  1. Hi,
    First of all, brilliant analysis.
    I trade VIX futures and while having read about the mechanics, I admittedly never went into depth about how a trader can actively affect the settlement price.

    But like most investment ideas ever published, one has to be skeptical about the nature of its publicity. Have you ever tried and profit from the tactic? If yes (and I hope the answer is yes), did it work out as well as described?

  2. Anonymous10/07/2011

    Not only is this possible, it has been done. The Oct 23, 2008 VIX expiry was accomplished exactly in this manner by Goldman. The CBOE is well aware of this problem. As long as it's Goldman, they don't care.

  3. Interesting analysis its well known that vix expiry can be slightly erm interesting hence quite a few ppl will trade options on VXX and VXZ to mitigate...

    don't rule out large "hedging" trades moving the market...the guys that run the VXX and VXZ have very large books that could absorb and run big trades at odd strikes...they run risk across various buckets and always be short raw vol/var

    Back to your analysis as var swaps are priced off the continum of puts but in practice off a discrete set, odd prices could move the market and the convexity premium we see in NKY can be explained by the market pricing the non existant low strikes higher...or indeed just ascribing a higher price to the actual traded options...which makes sense because experiance has taught the guys out there that when you need to buy the low strikes they get expensive fast if you can buy them at all!...

    one question wouldnt the exchange bust a 5c trade on the 100 strike if the 500 strike also traded at 5c off the same ref...I mean the price for the 100 has to be lower than the 500 so I just wonder if in practice the trades would make it through...perhaps you have already done this analysis maybe I missed it but thats my intial thoughts...nice blog btw.

  4. Anonymous10/07/2011

    one question wouldnt the exchange bust a 5c trade on the 100 strike if the 500 strike also traded at 5c off the same ref.

    The exchange will not bust those trades even if they don't make economic sense. Get the data from the October 2008 VIX options settlement. Many lower priced put strikes traded at higher prices than the higher put strikes. Again, this is Goldman marking the VIX settlement. The CBOE will also arbitrarily adjust the VIX settlement. Again, happened in Oct 2008.

  5. Anonymous10/07/2011

    "the price for the 100 has to be lower than the 500..."... Non-traders often make remarks like this.
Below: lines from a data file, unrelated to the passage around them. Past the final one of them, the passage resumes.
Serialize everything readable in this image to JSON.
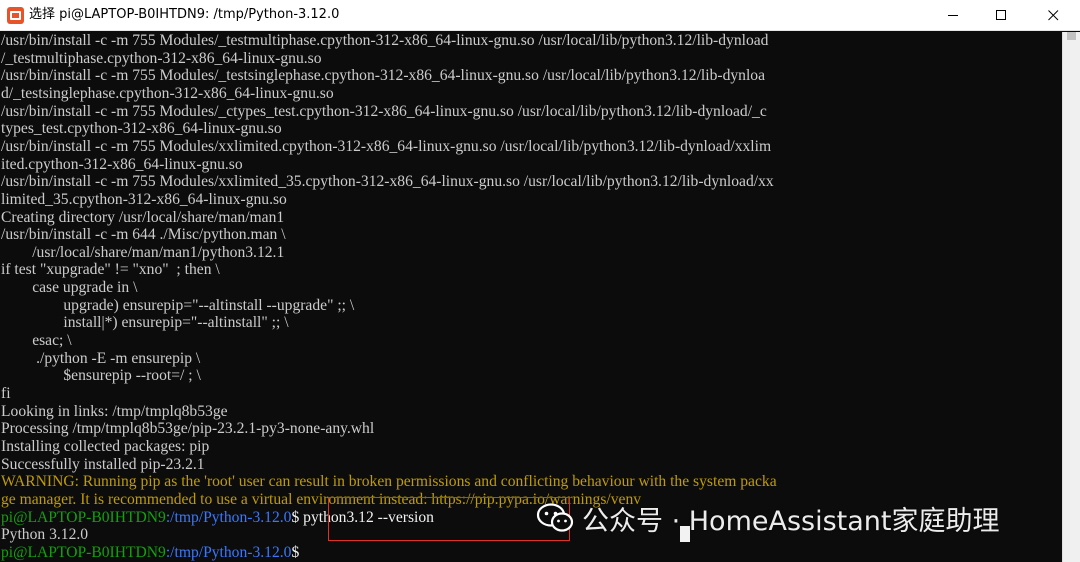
{
  "window": {
    "title": "选择 pi@LAPTOP-B0IHTDN9: /tmp/Python-3.12.0",
    "controls": {
      "minimize_icon": "minimize-icon",
      "maximize_icon": "maximize-icon",
      "close_icon": "close-icon"
    }
  },
  "terminal": {
    "lines": [
      {
        "text": "/usr/bin/install -c -m 755 Modules/_testmultiphase.cpython-312-x86_64-linux-gnu.so /usr/local/lib/python3.12/lib-dynload"
      },
      {
        "text": "/_testmultiphase.cpython-312-x86_64-linux-gnu.so"
      },
      {
        "text": "/usr/bin/install -c -m 755 Modules/_testsinglephase.cpython-312-x86_64-linux-gnu.so /usr/local/lib/python3.12/lib-dynloa"
      },
      {
        "text": "d/_testsinglephase.cpython-312-x86_64-linux-gnu.so"
      },
      {
        "text": "/usr/bin/install -c -m 755 Modules/_ctypes_test.cpython-312-x86_64-linux-gnu.so /usr/local/lib/python3.12/lib-dynload/_c"
      },
      {
        "text": "types_test.cpython-312-x86_64-linux-gnu.so"
      },
      {
        "text": "/usr/bin/install -c -m 755 Modules/xxlimited.cpython-312-x86_64-linux-gnu.so /usr/local/lib/python3.12/lib-dynload/xxlim"
      },
      {
        "text": "ited.cpython-312-x86_64-linux-gnu.so"
      },
      {
        "text": "/usr/bin/install -c -m 755 Modules/xxlimited_35.cpython-312-x86_64-linux-gnu.so /usr/local/lib/python3.12/lib-dynload/xx"
      },
      {
        "text": "limited_35.cpython-312-x86_64-linux-gnu.so"
      },
      {
        "text": "Creating directory /usr/local/share/man/man1"
      },
      {
        "text": "/usr/bin/install -c -m 644 ./Misc/python.man \\"
      },
      {
        "text": "        /usr/local/share/man/man1/python3.12.1"
      },
      {
        "text": "if test \"xupgrade\" != \"xno\"  ; then \\"
      },
      {
        "text": "        case upgrade in \\"
      },
      {
        "text": "                upgrade) ensurepip=\"--altinstall --upgrade\" ;; \\"
      },
      {
        "text": "                install|*) ensurepip=\"--altinstall\" ;; \\"
      },
      {
        "text": "        esac; \\"
      },
      {
        "text": "         ./python -E -m ensurepip \\"
      },
      {
        "text": "                $ensurepip --root=/ ; \\"
      },
      {
        "text": "fi"
      },
      {
        "text": "Looking in links: /tmp/tmplq8b53ge"
      },
      {
        "text": "Processing /tmp/tmplq8b53ge/pip-23.2.1-py3-none-any.whl"
      },
      {
        "text": "Installing collected packages: pip"
      },
      {
        "text": "Successfully installed pip-23.2.1"
      },
      {
        "text": "WARNING: Running pip as the 'root' user can result in broken permissions and conflicting behaviour with the system packa",
        "style": "warn"
      },
      {
        "text": "ge manager. It is recommended to use a virtual environment instead: https://pip.pypa.io/warnings/venv",
        "style": "warn"
      }
    ],
    "prompt1": {
      "user": "pi@LAPTOP-B0IHTDN9",
      "path": ":/tmp/Python-3.12.0",
      "dollar": "$",
      "command": " python3.12 --version"
    },
    "output1": "Python 3.12.0",
    "prompt2": {
      "user": "pi@LAPTOP-B0IHTDN9",
      "path": ":/tmp/Python-3.12.0",
      "dollar": "$"
    }
  },
  "watermark": {
    "icon": "wechat-icon",
    "text": "公众号 · HomeAssistant家庭助理"
  },
  "colors": {
    "background": "#0c0c0c",
    "foreground": "#cccccc",
    "warning": "#c19c00",
    "prompt_user": "#13a10e",
    "prompt_path": "#3b78ff",
    "highlight_box": "#e0302a"
  }
}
In fact, a manager with old low-strike option positions might need to clear them off to get an account exactly flat, perhaps so he can redeem the account proceeds or move them to a different broker. If he's short the 100 strike, that's the exact option he has to buy for this purpose, and he has to pay cabinet regardless of economic value.

  6. Anonymous10/10/2011

    Non-traders often make remarks like this.

    Yep, this must be coming from a pro. These options expiry into CASH.

    There is no economic or operational reason as to why someone would pay more for a lower priced strike UNLESS they were marking the VIX close.

  7. Anonymous10/11/2011

    "expiry" is a verb?... In any case, please do reread my comment till you understand what I'm saying.

  8. Only out of the money options with a bid and ask price are used for calculation. So you can't just come as a buyer at an unreasonable price and influence the VIX. You have to be a seller at the same time. And you have to post prices for every strike available or the following aren't included either.

  9. That is not correct MGK - offer will automatically be there because market makers are required to quote options. They can make markets really wide, but the offer will be there. So the only requirement for a strike to participate in VIX calculation is for it to have a bid.

    And yes, you will have to post bids for several consecutive strikes.

  10. Anonymous12/20/2012

    Excellent analysis - after losing quite some money due to unexplainable jump of VIX before Wed open, I am definitely not trading VIX anymore.

  11. Anonymous9/14/2015

    Any update on this issue?

  12. Anonymous2/15/2017

    Does this still hold? ...must be, I guess.
    Does anybody know anything on the regulatory side of this? Are their penalties / did licenses get revoked (or worse) etc.